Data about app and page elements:
- Opening Delimiter -
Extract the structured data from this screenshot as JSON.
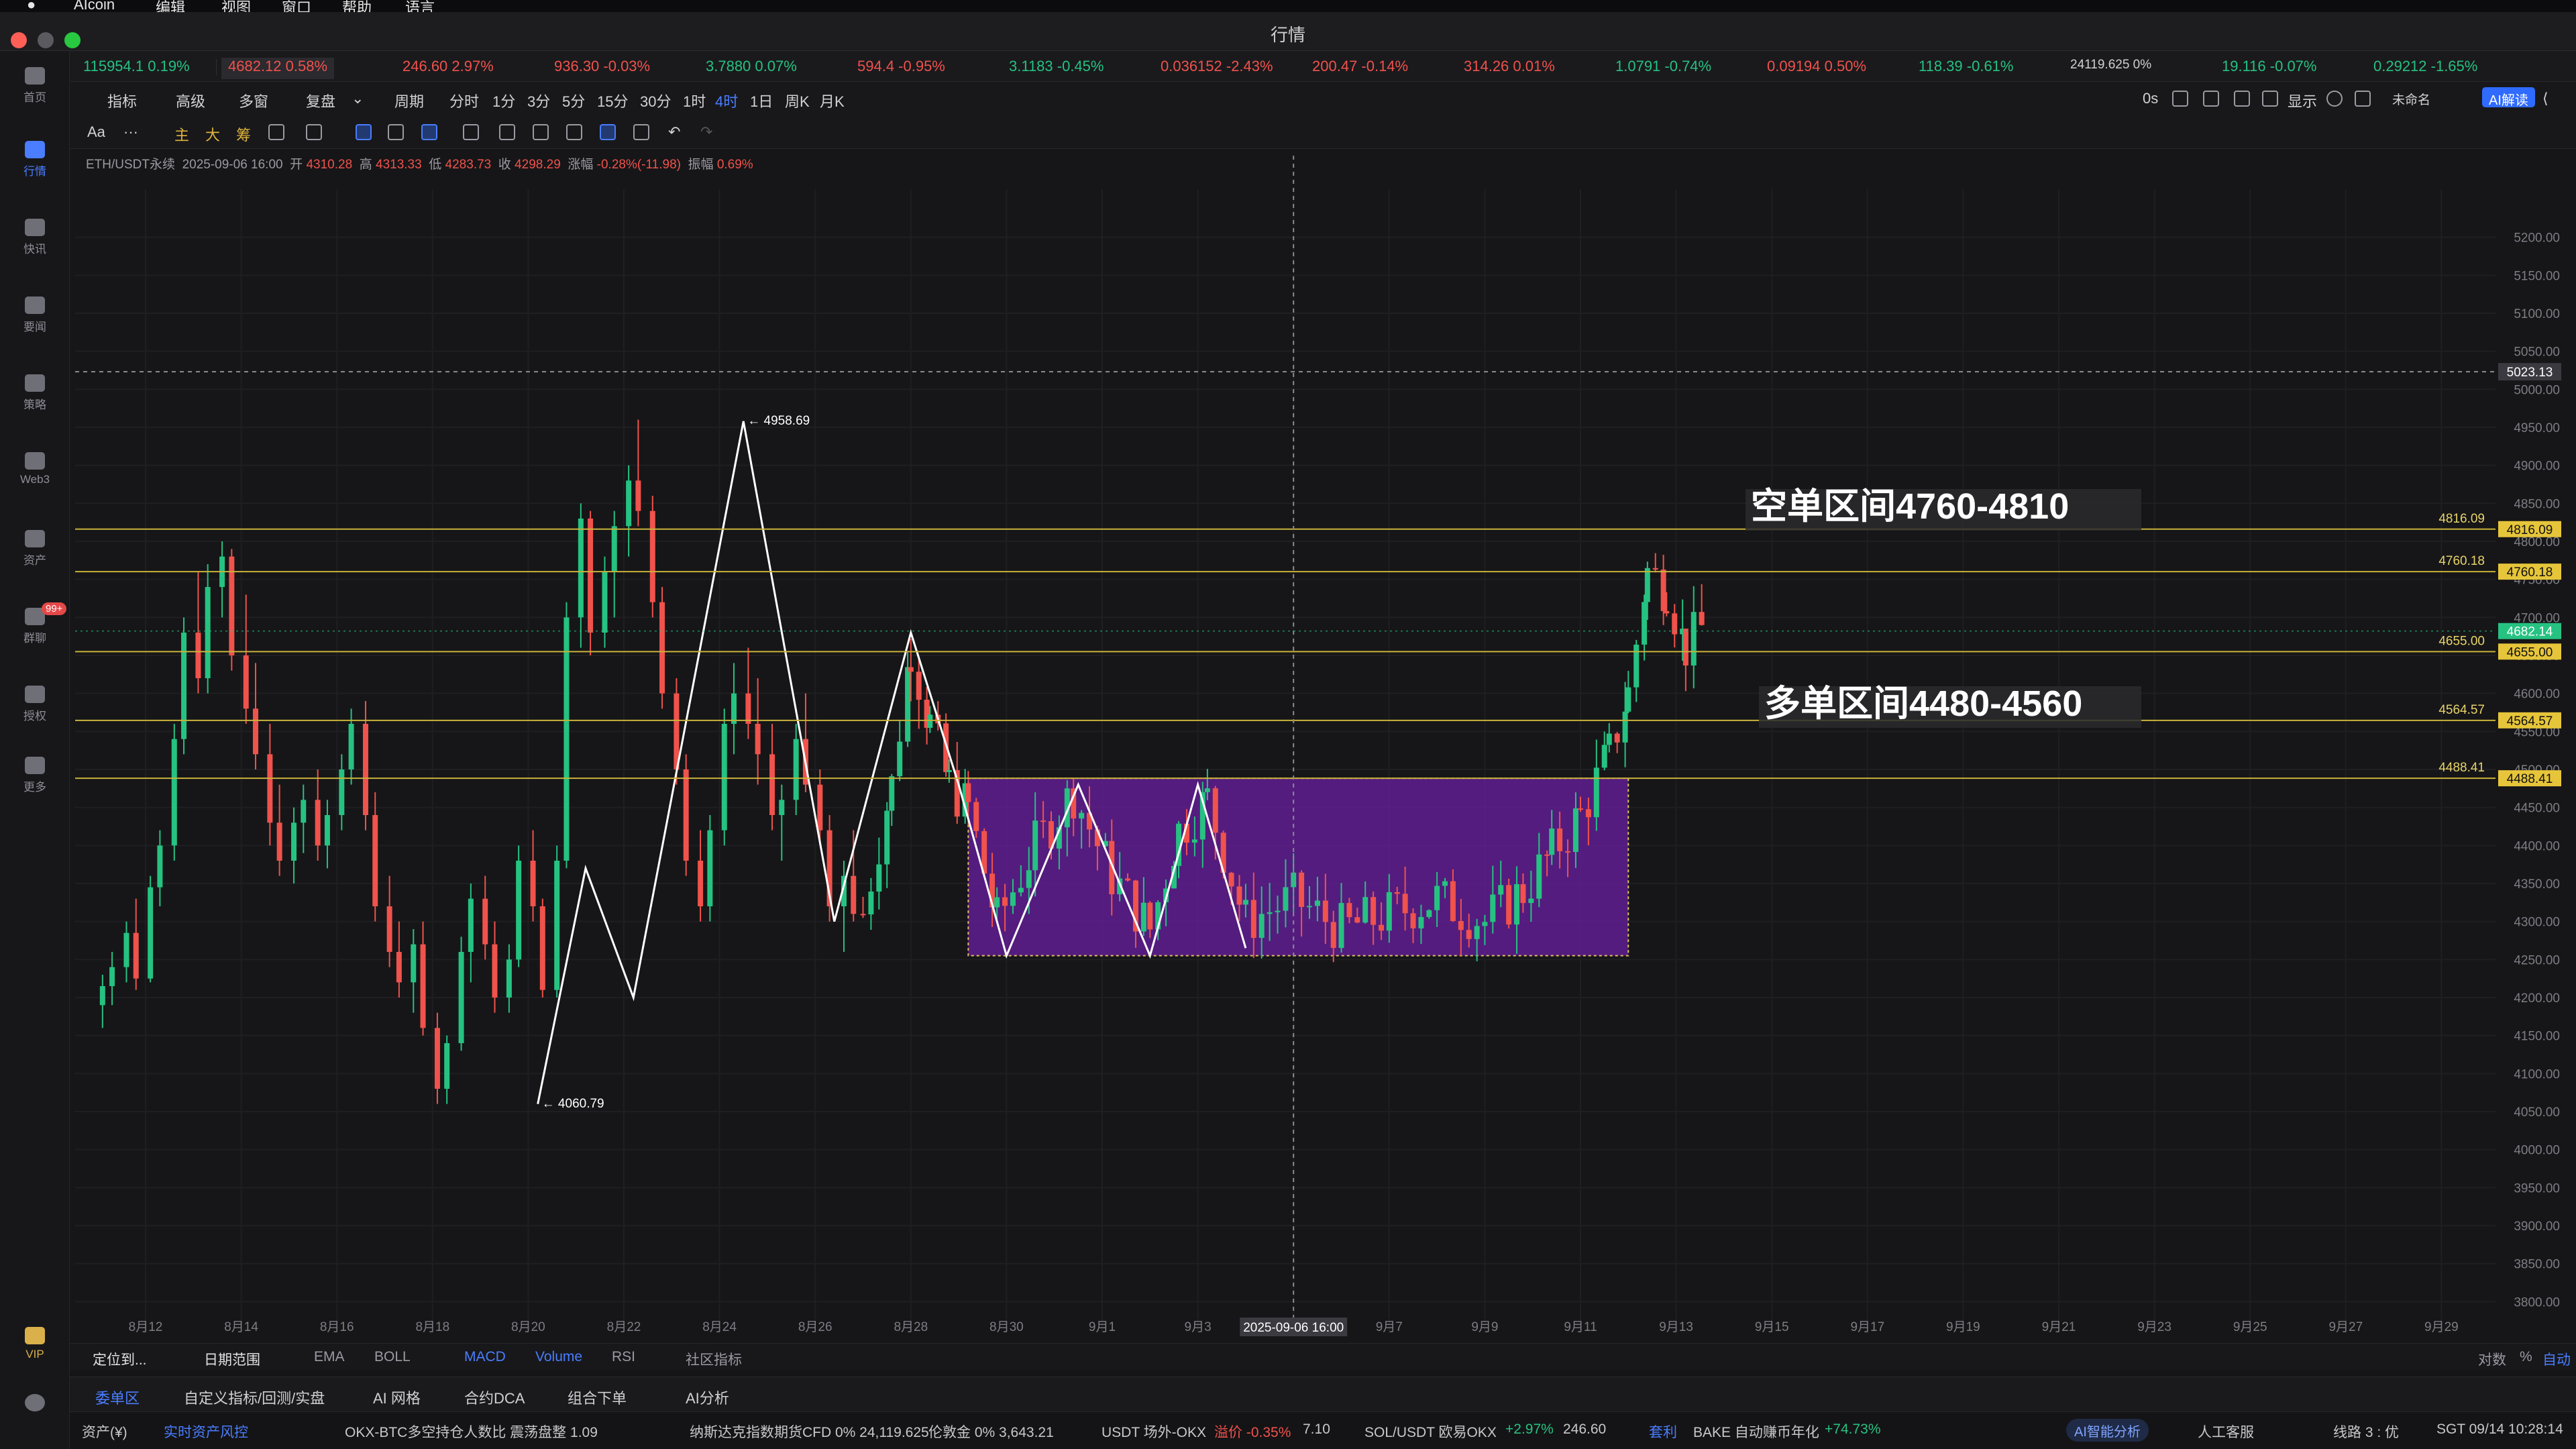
{
  "window": {
    "title": "行情"
  },
  "menubar": {
    "items": [
      "AIcoin",
      "编辑",
      "视图",
      "窗口",
      "帮助",
      "语言"
    ]
  },
  "sidebar": {
    "items": [
      {
        "label": "首页",
        "icon": "home-icon"
      },
      {
        "label": "行情",
        "icon": "market-icon",
        "active": true
      },
      {
        "label": "快讯",
        "icon": "news-flash-icon"
      },
      {
        "label": "要闻",
        "icon": "article-icon"
      },
      {
        "label": "策略",
        "icon": "strategy-icon"
      },
      {
        "label": "Web3",
        "icon": "web3-icon"
      },
      {
        "label": "资产",
        "icon": "wallet-icon"
      },
      {
        "label": "群聊",
        "icon": "chat-icon",
        "badge": "99+"
      },
      {
        "label": "授权",
        "icon": "auth-icon"
      },
      {
        "label": "更多",
        "icon": "more-icon"
      }
    ],
    "vip": "VIP"
  },
  "tickers": [
    {
      "text": "115954.1  0.19%",
      "dir": "up"
    },
    {
      "text": "4682.12  0.58%",
      "dir": "down",
      "active": true
    },
    {
      "text": "246.60  2.97%",
      "dir": "down"
    },
    {
      "text": "936.30  -0.03%",
      "dir": "down"
    },
    {
      "text": "3.7880  0.07%",
      "dir": "up"
    },
    {
      "text": "594.4  -0.95%",
      "dir": "down"
    },
    {
      "text": "3.1183  -0.45%",
      "dir": "up"
    },
    {
      "text": "0.036152  -2.43%",
      "dir": "down"
    },
    {
      "text": "200.47  -0.14%",
      "dir": "down"
    },
    {
      "text": "314.26  0.01%",
      "dir": "down"
    },
    {
      "text": "1.0791  -0.74%",
      "dir": "up"
    },
    {
      "text": "0.09194  0.50%",
      "dir": "down"
    },
    {
      "text": "118.39  -0.61%",
      "dir": "up"
    },
    {
      "text": "24119.625  0%",
      "dir": "neutral"
    },
    {
      "text": "19.116  -0.07%",
      "dir": "up"
    },
    {
      "text": "0.29212  -1.65%",
      "dir": "up"
    }
  ],
  "toolbar1": {
    "items": [
      "指标",
      "高级",
      "多窗",
      "复盘",
      "周期",
      "分时",
      "1分",
      "3分",
      "5分",
      "15分",
      "30分",
      "1时",
      "4时",
      "1日",
      "周K",
      "月K"
    ],
    "selected": "4时",
    "right": {
      "countdown": "0s",
      "display": "显示",
      "layout": "未命名",
      "ai": "AI解读"
    }
  },
  "toolbar2": {
    "font": "Aa",
    "more": "···",
    "marks": [
      "主",
      "大",
      "筹"
    ]
  },
  "ohlc": {
    "symbol": "ETH/USDT永续",
    "time": "2025-09-06 16:00",
    "open_label": "开",
    "open": "4310.28",
    "high_label": "高",
    "high": "4313.33",
    "low_label": "低",
    "low": "4283.73",
    "close_label": "收",
    "close": "4298.29",
    "change_label": "涨幅",
    "change": "-0.28%(-11.98)",
    "amp_label": "振幅",
    "amp": "0.69%"
  },
  "indicators": {
    "locate": "定位到...",
    "range": "日期范围",
    "items": [
      "EMA",
      "BOLL",
      "MACD",
      "Volume",
      "RSI",
      "社区指标"
    ],
    "on": [
      "MACD",
      "Volume"
    ],
    "right": [
      "对数",
      "%",
      "自动"
    ]
  },
  "tabs": {
    "items": [
      "委单区",
      "自定义指标/回测/实盘",
      "AI 网格",
      "合约DCA",
      "组合下单",
      "AI分析"
    ],
    "active": "委单区"
  },
  "statusbar": {
    "assets": "资产(¥)",
    "risk": "实时资产风控",
    "okx_ratio": "OKX-BTC多空持仓人数比  震荡盘整  1.09",
    "nasdaq": "纳斯达克指数期货CFD  0%  24,119.625",
    "gold": "伦敦金  0%  3,643.21",
    "usdt": "USDT 场外-OKX",
    "usdt_prem": "溢价 -0.35%",
    "usdt_val": "7.10",
    "sol": "SOL/USDT 欧易OKX",
    "sol_chg": "+2.97%",
    "sol_val": "246.60",
    "arb": "套利",
    "bake": "BAKE 自动赚币年化",
    "bake_val": "+74.73%",
    "ai_pill": "AI智能分析",
    "service": "人工客服",
    "line": "线路 3 : 优",
    "clock": "SGT 09/14 10:28:14"
  },
  "chart_data": {
    "type": "candlestick",
    "symbol": "ETH/USDT永续",
    "interval": "4时",
    "ylim": [
      3750,
      5250
    ],
    "y_ticks": [
      3800,
      3850,
      3900,
      3950,
      4000,
      4050,
      4100,
      4150,
      4200,
      4250,
      4300,
      4350,
      4400,
      4450,
      4500,
      4550,
      4600,
      4650,
      4700,
      4750,
      4800,
      4850,
      4900,
      4950,
      5000,
      5050,
      5100,
      5150,
      5200
    ],
    "x_ticks": [
      "8月12",
      "8月14",
      "8月16",
      "8月18",
      "8月20",
      "8月22",
      "8月24",
      "8月26",
      "8月28",
      "8月30",
      "9月1",
      "9月3",
      "9月5",
      "9月7",
      "9月9",
      "9月11",
      "9月13",
      "9月15",
      "9月17",
      "9月19",
      "9月21",
      "9月23",
      "9月25",
      "9月27",
      "9月29"
    ],
    "crosshair": {
      "x_label": "2025-09-06 16:00",
      "y_label": "5023.13",
      "y": 5023.13
    },
    "level_lines": [
      {
        "value": 4816.09,
        "label": "4816.09"
      },
      {
        "value": 4760.18,
        "label": "4760.18"
      },
      {
        "value": 4655.0,
        "label": "4655.00"
      },
      {
        "value": 4564.57,
        "label": "4564.57"
      },
      {
        "value": 4488.41,
        "label": "4488.41"
      }
    ],
    "last_price": "4682.14",
    "annotations": [
      {
        "text": "空单区间4760-4810",
        "at_price": 4760
      },
      {
        "text": "多单区间4480-4560",
        "at_price": 4560
      }
    ],
    "extremes": [
      {
        "text": "← 4958.69",
        "price": 4958.69,
        "day": 24.5
      },
      {
        "text": "← 4060.79",
        "price": 4060.79,
        "day": 20.2
      }
    ],
    "box": {
      "day_from": 29.2,
      "day_to": 43.0,
      "high": 4488.41,
      "low": 4255
    },
    "zigzag": [
      [
        20.2,
        4060
      ],
      [
        21.2,
        4370
      ],
      [
        22.2,
        4200
      ],
      [
        24.5,
        4958
      ],
      [
        26.4,
        4300
      ],
      [
        28.0,
        4680
      ],
      [
        29.0,
        4480
      ],
      [
        30.0,
        4255
      ],
      [
        31.5,
        4480
      ],
      [
        33.0,
        4255
      ],
      [
        34.0,
        4480
      ],
      [
        35.0,
        4265
      ]
    ],
    "candles": [
      [
        11.1,
        4190,
        4230,
        4160,
        4215
      ],
      [
        11.3,
        4215,
        4260,
        4190,
        4240
      ],
      [
        11.6,
        4240,
        4300,
        4220,
        4285
      ],
      [
        11.8,
        4285,
        4330,
        4210,
        4225
      ],
      [
        12.1,
        4225,
        4360,
        4220,
        4345
      ],
      [
        12.3,
        4345,
        4420,
        4320,
        4400
      ],
      [
        12.6,
        4400,
        4560,
        4380,
        4540
      ],
      [
        12.8,
        4540,
        4700,
        4520,
        4680
      ],
      [
        13.1,
        4680,
        4760,
        4600,
        4620
      ],
      [
        13.3,
        4620,
        4770,
        4600,
        4740
      ],
      [
        13.6,
        4740,
        4800,
        4700,
        4780
      ],
      [
        13.8,
        4780,
        4790,
        4630,
        4650
      ],
      [
        14.1,
        4650,
        4730,
        4560,
        4580
      ],
      [
        14.3,
        4580,
        4640,
        4500,
        4520
      ],
      [
        14.6,
        4520,
        4560,
        4400,
        4430
      ],
      [
        14.8,
        4430,
        4480,
        4360,
        4380
      ],
      [
        15.1,
        4380,
        4450,
        4350,
        4430
      ],
      [
        15.3,
        4430,
        4480,
        4390,
        4460
      ],
      [
        15.6,
        4460,
        4500,
        4380,
        4400
      ],
      [
        15.8,
        4400,
        4460,
        4370,
        4440
      ],
      [
        16.1,
        4440,
        4520,
        4420,
        4500
      ],
      [
        16.3,
        4500,
        4580,
        4480,
        4560
      ],
      [
        16.6,
        4560,
        4590,
        4420,
        4440
      ],
      [
        16.8,
        4440,
        4470,
        4300,
        4320
      ],
      [
        17.1,
        4320,
        4360,
        4240,
        4260
      ],
      [
        17.3,
        4260,
        4300,
        4200,
        4220
      ],
      [
        17.6,
        4220,
        4290,
        4180,
        4270
      ],
      [
        17.8,
        4270,
        4300,
        4150,
        4160
      ],
      [
        18.1,
        4160,
        4180,
        4060,
        4080
      ],
      [
        18.3,
        4080,
        4150,
        4060,
        4140
      ],
      [
        18.6,
        4140,
        4280,
        4130,
        4260
      ],
      [
        18.8,
        4260,
        4350,
        4220,
        4330
      ],
      [
        19.1,
        4330,
        4360,
        4250,
        4270
      ],
      [
        19.3,
        4270,
        4300,
        4180,
        4200
      ],
      [
        19.6,
        4200,
        4270,
        4180,
        4250
      ],
      [
        19.8,
        4250,
        4400,
        4240,
        4380
      ],
      [
        20.1,
        4380,
        4420,
        4300,
        4320
      ],
      [
        20.3,
        4320,
        4330,
        4200,
        4210
      ],
      [
        20.6,
        4210,
        4400,
        4200,
        4380
      ],
      [
        20.8,
        4380,
        4720,
        4370,
        4700
      ],
      [
        21.1,
        4700,
        4850,
        4660,
        4830
      ],
      [
        21.3,
        4830,
        4840,
        4650,
        4680
      ],
      [
        21.6,
        4680,
        4780,
        4660,
        4760
      ],
      [
        21.8,
        4760,
        4840,
        4700,
        4820
      ],
      [
        22.1,
        4820,
        4900,
        4780,
        4880
      ],
      [
        22.3,
        4880,
        4960,
        4820,
        4840
      ],
      [
        22.6,
        4840,
        4860,
        4700,
        4720
      ],
      [
        22.8,
        4720,
        4740,
        4580,
        4600
      ],
      [
        23.1,
        4600,
        4620,
        4480,
        4500
      ],
      [
        23.3,
        4500,
        4520,
        4360,
        4380
      ],
      [
        23.6,
        4380,
        4420,
        4300,
        4320
      ],
      [
        23.8,
        4320,
        4440,
        4300,
        4420
      ],
      [
        24.1,
        4420,
        4580,
        4400,
        4560
      ],
      [
        24.3,
        4560,
        4640,
        4520,
        4600
      ],
      [
        24.6,
        4600,
        4660,
        4540,
        4560
      ],
      [
        24.8,
        4560,
        4620,
        4480,
        4520
      ],
      [
        25.1,
        4520,
        4560,
        4420,
        4440
      ],
      [
        25.3,
        4440,
        4480,
        4380,
        4460
      ],
      [
        25.6,
        4460,
        4560,
        4440,
        4540
      ],
      [
        25.8,
        4540,
        4600,
        4470,
        4480
      ],
      [
        26.1,
        4480,
        4500,
        4400,
        4420
      ],
      [
        26.3,
        4420,
        4440,
        4300,
        4320
      ],
      [
        26.6,
        4320,
        4380,
        4260,
        4360
      ],
      [
        26.8,
        4360,
        4420,
        4300,
        4310
      ]
    ]
  }
}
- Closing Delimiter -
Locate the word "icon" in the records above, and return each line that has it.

## ANSWER SPACE
        "icon": "home-icon"
        "icon": "market-icon",
        "icon": "news-flash-icon"
        "icon": "article-icon"
        "icon": "strategy-icon"
        "icon": "web3-icon"
        "icon": "wallet-icon"
        "icon": "chat-icon",
        "icon": "auth-icon"
        "icon": "more-icon"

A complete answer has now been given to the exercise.